The Last Time She Died. Zoe Sharp

If the two lead characters in this book don’t end up in a TV series somebody is missing a trick

John Byron is a Senior Detective who is on long term sick leave. But that doesn’t stop his boss being in almost constant contact about an unofficial inquiry he’s carrying out.

He is attending the funeral of a Politician who was about to become a whistle blower. A man who was about to blow the lid on an elusive child abuse ring.

Blake was 15 when she disappeared, 10 years ago, just after her mother’s death. Since then her father has remarried and has step children, and has recently died in a car crash.

Nobody had seen or heard from Blake until the day of the funeral, when she accesses his house and personal files.

In fact nobody knows who she is, even when she just sits in the house and waits for the Police to find her.

The funeral is the same one Byron is attending. He is one of the first to attend the house and talk to Blake.

What follows is almost a dual inquiry. First the Police really need to establish if Blake is who she says she is, then he has she turned up now after so long.
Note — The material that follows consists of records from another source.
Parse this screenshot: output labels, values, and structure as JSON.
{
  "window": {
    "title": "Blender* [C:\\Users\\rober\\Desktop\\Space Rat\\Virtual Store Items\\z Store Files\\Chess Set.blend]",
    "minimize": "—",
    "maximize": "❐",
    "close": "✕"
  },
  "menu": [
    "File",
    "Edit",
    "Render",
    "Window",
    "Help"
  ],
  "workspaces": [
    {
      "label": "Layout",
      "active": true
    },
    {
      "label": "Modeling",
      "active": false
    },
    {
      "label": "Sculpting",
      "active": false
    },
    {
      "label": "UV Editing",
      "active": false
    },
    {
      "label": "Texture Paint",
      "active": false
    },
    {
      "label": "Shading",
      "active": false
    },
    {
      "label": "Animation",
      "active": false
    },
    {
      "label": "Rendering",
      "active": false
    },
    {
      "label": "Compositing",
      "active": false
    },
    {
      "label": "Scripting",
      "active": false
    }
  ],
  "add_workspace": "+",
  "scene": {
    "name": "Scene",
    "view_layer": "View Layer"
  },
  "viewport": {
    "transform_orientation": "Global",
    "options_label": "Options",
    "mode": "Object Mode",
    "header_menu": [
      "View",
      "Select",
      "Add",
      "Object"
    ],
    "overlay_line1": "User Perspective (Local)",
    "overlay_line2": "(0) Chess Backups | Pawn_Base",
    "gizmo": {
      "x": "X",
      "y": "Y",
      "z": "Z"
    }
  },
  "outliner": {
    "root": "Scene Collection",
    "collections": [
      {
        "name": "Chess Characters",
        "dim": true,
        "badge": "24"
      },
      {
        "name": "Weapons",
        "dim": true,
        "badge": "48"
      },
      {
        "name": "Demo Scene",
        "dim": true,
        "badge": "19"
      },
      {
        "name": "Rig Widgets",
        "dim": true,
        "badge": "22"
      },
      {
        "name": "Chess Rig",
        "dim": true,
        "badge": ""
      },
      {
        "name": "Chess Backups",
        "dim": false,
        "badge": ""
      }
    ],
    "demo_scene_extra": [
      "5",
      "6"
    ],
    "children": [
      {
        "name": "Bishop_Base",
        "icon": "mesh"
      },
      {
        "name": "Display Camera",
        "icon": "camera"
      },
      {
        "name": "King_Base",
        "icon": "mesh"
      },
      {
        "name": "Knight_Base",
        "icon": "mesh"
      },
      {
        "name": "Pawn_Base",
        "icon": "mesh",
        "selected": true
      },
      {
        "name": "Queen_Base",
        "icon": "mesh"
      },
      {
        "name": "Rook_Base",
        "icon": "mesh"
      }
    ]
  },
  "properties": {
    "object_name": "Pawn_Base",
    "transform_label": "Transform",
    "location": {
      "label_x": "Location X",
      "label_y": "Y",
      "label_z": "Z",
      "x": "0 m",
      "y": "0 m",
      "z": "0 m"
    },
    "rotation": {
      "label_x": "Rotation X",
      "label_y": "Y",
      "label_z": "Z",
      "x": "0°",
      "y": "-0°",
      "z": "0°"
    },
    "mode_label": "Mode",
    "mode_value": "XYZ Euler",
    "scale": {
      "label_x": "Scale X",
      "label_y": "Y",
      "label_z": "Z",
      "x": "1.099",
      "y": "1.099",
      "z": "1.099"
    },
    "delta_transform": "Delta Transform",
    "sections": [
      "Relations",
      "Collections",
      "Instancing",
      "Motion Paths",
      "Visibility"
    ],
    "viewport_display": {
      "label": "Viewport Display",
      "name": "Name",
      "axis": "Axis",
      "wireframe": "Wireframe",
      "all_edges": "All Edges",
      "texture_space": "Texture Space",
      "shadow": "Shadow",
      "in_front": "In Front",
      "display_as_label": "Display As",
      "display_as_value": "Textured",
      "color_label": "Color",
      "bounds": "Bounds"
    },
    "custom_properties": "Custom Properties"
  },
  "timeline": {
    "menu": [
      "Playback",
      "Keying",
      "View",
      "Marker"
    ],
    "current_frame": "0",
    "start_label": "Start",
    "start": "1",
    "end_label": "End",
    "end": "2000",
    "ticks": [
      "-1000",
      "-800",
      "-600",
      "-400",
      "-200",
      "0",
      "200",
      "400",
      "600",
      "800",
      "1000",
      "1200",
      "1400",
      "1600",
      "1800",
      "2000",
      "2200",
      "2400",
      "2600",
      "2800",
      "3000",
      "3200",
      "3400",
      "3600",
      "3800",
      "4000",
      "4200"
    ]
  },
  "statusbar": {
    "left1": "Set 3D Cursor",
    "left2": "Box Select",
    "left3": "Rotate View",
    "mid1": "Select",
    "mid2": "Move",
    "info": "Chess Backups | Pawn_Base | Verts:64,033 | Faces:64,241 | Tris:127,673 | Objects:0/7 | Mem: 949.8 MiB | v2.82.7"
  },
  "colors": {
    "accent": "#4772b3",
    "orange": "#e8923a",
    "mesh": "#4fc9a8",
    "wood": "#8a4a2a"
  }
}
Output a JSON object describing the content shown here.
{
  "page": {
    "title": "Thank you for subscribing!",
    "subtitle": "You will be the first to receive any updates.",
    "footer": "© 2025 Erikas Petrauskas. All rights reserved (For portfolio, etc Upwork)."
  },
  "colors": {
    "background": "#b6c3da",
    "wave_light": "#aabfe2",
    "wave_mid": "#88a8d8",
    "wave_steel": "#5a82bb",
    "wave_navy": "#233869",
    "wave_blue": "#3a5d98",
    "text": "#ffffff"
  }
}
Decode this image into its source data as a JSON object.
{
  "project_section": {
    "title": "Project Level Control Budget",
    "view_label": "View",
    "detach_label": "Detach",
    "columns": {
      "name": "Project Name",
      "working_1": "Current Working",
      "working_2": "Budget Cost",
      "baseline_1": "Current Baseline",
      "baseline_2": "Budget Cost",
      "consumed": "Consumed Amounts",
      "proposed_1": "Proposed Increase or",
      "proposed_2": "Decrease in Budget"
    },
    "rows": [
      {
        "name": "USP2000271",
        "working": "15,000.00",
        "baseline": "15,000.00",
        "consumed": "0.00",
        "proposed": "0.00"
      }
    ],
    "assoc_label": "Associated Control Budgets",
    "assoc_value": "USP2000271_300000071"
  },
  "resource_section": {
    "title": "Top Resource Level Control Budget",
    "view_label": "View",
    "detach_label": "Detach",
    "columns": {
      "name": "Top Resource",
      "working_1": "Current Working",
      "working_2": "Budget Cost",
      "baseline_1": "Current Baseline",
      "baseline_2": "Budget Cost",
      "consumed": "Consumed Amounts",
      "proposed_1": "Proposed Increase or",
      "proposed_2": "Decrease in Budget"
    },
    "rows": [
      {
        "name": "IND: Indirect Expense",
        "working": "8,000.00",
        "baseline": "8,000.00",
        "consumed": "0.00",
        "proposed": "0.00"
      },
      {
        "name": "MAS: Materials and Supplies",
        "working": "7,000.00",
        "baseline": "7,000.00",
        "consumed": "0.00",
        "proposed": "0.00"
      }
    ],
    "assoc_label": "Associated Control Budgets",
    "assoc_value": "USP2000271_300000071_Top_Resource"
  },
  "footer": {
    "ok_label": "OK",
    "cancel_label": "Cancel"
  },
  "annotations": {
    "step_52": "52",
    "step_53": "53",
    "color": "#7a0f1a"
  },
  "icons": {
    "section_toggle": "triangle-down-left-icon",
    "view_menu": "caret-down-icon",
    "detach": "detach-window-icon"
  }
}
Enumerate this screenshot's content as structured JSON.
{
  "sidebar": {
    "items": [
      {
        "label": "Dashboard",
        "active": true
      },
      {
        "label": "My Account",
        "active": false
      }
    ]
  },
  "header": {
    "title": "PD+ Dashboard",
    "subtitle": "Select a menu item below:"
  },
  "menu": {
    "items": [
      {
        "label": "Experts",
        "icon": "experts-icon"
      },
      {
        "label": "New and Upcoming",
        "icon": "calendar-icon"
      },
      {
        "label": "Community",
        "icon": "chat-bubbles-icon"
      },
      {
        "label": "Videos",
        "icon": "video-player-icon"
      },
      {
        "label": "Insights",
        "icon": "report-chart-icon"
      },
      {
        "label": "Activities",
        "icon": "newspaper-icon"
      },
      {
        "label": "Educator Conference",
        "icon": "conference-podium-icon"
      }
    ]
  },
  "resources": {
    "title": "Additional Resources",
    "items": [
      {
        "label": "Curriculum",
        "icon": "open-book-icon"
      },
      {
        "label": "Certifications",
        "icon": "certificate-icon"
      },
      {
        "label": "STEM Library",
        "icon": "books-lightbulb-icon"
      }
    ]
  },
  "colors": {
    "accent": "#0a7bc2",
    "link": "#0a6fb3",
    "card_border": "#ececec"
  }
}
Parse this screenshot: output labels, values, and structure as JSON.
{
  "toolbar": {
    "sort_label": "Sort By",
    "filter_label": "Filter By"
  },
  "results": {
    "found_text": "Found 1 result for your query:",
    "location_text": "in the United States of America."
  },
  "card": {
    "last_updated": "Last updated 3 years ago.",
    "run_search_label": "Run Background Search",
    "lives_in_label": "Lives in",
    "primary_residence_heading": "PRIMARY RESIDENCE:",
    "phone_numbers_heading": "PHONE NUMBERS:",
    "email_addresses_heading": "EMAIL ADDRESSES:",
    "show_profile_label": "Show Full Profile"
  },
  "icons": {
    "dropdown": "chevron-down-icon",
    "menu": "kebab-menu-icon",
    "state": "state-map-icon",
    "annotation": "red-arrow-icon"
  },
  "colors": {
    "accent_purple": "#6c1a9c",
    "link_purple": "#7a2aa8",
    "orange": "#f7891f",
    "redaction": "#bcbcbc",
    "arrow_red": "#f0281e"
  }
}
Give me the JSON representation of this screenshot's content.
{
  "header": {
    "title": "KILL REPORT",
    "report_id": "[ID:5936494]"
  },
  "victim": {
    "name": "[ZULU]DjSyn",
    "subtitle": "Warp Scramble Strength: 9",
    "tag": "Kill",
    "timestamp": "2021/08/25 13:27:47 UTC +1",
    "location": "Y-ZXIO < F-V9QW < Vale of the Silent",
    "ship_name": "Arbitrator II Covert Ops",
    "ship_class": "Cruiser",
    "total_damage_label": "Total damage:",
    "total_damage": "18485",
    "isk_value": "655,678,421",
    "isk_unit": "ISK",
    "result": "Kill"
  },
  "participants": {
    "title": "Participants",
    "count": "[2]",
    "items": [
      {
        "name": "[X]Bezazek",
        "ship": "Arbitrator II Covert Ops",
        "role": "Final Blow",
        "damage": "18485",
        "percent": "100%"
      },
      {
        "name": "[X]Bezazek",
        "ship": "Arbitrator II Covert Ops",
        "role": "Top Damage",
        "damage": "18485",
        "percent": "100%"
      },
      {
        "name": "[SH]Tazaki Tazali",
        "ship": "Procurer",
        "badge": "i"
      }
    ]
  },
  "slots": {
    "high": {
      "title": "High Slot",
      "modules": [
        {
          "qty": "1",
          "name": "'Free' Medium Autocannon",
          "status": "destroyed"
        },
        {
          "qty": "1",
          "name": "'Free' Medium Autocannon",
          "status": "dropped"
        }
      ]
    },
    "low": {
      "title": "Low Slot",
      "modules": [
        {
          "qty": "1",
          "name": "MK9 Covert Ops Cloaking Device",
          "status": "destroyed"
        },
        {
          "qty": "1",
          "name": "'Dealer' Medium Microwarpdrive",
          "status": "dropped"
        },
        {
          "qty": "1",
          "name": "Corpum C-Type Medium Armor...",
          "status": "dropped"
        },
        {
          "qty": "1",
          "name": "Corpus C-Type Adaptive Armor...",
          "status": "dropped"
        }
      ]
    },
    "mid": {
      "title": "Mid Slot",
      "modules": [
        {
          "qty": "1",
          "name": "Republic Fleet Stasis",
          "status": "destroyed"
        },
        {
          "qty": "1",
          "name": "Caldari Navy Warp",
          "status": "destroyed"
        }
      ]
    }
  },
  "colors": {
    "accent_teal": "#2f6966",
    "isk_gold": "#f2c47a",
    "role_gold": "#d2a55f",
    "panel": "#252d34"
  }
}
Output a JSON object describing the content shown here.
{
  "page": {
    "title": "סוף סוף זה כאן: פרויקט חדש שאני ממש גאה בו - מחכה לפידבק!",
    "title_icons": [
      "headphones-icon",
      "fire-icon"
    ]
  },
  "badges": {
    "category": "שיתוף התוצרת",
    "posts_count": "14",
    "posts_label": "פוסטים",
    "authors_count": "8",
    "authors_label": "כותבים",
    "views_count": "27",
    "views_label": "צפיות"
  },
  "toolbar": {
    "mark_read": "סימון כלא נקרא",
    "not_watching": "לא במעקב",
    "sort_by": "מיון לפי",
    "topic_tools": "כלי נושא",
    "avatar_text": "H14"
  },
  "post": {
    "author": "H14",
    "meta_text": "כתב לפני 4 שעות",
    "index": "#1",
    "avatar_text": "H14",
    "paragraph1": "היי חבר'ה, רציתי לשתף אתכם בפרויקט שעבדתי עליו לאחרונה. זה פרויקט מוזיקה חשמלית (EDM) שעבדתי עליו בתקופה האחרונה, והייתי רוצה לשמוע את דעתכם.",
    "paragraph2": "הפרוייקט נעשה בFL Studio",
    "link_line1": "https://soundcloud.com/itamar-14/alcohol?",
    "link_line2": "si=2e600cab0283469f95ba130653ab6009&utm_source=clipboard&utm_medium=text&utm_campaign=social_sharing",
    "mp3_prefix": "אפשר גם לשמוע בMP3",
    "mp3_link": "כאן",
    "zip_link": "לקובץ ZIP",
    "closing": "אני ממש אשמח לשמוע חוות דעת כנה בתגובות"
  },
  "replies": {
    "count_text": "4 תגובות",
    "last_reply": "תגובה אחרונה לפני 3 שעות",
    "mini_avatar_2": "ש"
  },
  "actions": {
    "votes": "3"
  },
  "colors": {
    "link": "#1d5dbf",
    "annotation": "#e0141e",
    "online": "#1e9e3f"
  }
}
Now Blake is doing her own investigation. She wants to know why she was given up for dead 10 years ago, and why nobody looked for a 15 year lad who just disappeared.

There are people in the town who need to worry.

What is Blake after, deadly revenge or justice.

This book has a fantastic story, and more than a bit of “will-they won’t-they” between Byron and Blake. In more than one way.

I loved the concept, I loved the characters, and thankfully there are those six words on the cover that have got me really excited.

“Blake and Byron Thrillers: Book One”

Publisher: Bookouture. Pages: 384. Available now

The Lost Boys. Rachel Amphlett

The murder of a youth, at a fair leads, to a disturbing investigation

Why is a young teenager miles from where he should be?

Why has he been stabbed and left dead in an alley?

What are the pills found close to his body?

This story covers some of the more scary issues in today’s society. Homeless or desperate young men running County Boundary drugs, Gangs Cuckooing vulnerable people, scared young people making bad decisions.

Detective Sergeant Mark Turpin is part of the investigation team. Both himself and Detective Constable Jan were close-by at the time of the killing, and arrived on the scene quickly. Both are affected in different ways. Jan struggles with the psychological issues raised by the death of a youngster, but for Mark things get a lot more personal.

The story of the crimes, and the investigation, are brilliant, but for me, the thing that elevates this book is the look at how vulnerable Police Officers are. Not every cop becomes hardened by experience. Jan in particular is affected psychologically by the first murder in this book.

The other thing that made me smile was the research that went into the book. Yes I have a personal interest in that, but when I know an author has asked for advice, on what is a relatively small part of the story, and has used that advice so well to make just a few paragraphs realistic, I know that all of the rest of the book is also researched and realistic.

This is a great book in a great series, but it can be read as a standalone story.

Available now